-- Data for the task follows --

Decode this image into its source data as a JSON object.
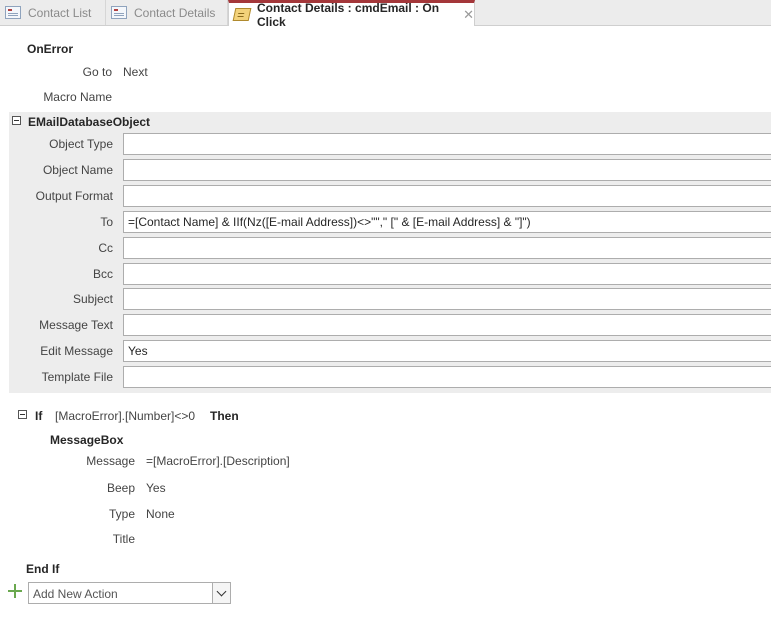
{
  "tabs": [
    {
      "label": "Contact List"
    },
    {
      "label": "Contact Details"
    },
    {
      "label": "Contact Details : cmdEmail : On Click",
      "close": "✕"
    }
  ],
  "on_error": {
    "title": "OnError",
    "goto_label": "Go to",
    "goto_value": "Next",
    "macro_name_label": "Macro Name",
    "macro_name_value": ""
  },
  "email_action": {
    "title": "EMailDatabaseObject",
    "fields": [
      {
        "label": "Object Type",
        "value": ""
      },
      {
        "label": "Object Name",
        "value": ""
      },
      {
        "label": "Output Format",
        "value": ""
      },
      {
        "label": "To",
        "value": "=[Contact Name] & IIf(Nz([E-mail Address])<>\"\",\" [\" & [E-mail Address] & \"]\")"
      },
      {
        "label": "Cc",
        "value": ""
      },
      {
        "label": "Bcc",
        "value": ""
      },
      {
        "label": "Subject",
        "value": ""
      },
      {
        "label": "Message Text",
        "value": ""
      },
      {
        "label": "Edit Message",
        "value": "Yes"
      },
      {
        "label": "Template File",
        "value": ""
      }
    ]
  },
  "if_block": {
    "if_keyword": "If",
    "condition": "[MacroError].[Number]<>0",
    "then_keyword": "Then",
    "action_title": "MessageBox",
    "args": [
      {
        "label": "Message",
        "value": "=[MacroError].[Description]"
      },
      {
        "label": "Beep",
        "value": "Yes"
      },
      {
        "label": "Type",
        "value": "None"
      },
      {
        "label": "Title",
        "value": ""
      }
    ],
    "end_keyword": "End If"
  },
  "add_action": {
    "placeholder": "Add New Action"
  }
}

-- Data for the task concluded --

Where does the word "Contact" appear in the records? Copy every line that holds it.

      "label": "Contact List"
      "label": "Contact Details"
      "label": "Contact Details : cmdEmail : On Click",
        "value": "=[Contact Name] & IIf(Nz([E-mail Address])<>\"\",\" [\" & [E-mail Address] & \"]\")"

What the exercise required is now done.